* TASK TO COMPLETE *
Your answer should consist of each line from the data below that contains "name".

(PROVIDED INFORMATION Opens)

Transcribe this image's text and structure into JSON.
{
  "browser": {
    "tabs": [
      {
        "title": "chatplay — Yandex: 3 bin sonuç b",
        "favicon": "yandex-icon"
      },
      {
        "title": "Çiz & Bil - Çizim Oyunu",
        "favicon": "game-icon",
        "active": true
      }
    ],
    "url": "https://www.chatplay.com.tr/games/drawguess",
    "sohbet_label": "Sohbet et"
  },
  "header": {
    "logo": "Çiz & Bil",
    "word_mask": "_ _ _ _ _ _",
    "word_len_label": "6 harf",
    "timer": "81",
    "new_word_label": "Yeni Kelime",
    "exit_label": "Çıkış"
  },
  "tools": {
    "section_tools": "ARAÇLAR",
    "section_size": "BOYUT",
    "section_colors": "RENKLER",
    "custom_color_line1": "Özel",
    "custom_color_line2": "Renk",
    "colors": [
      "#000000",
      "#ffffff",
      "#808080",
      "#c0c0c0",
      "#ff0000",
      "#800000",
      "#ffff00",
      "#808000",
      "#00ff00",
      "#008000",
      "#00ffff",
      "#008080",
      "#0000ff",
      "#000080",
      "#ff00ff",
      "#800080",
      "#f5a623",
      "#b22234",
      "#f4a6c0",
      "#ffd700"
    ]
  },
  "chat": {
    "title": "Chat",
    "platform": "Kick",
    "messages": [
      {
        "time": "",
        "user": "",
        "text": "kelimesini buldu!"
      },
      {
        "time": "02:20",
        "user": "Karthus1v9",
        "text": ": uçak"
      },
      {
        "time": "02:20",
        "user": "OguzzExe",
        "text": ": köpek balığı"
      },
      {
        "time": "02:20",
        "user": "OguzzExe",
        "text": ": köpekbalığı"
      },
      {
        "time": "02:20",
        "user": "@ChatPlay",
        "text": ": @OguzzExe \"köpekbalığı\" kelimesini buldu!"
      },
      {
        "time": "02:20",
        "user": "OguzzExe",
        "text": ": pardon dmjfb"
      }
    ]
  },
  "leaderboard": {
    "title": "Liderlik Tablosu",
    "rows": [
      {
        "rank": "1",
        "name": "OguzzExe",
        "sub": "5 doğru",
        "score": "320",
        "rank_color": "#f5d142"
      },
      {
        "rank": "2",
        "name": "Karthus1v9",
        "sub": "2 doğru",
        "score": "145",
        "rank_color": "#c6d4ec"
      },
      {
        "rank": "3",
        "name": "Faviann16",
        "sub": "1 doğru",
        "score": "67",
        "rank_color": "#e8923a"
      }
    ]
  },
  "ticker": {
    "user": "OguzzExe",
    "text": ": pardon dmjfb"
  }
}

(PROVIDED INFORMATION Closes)

* RESULT OF THIS TASK *
        "name": "OguzzExe",
        "name": "Karthus1v9",
        "name": "Faviann16",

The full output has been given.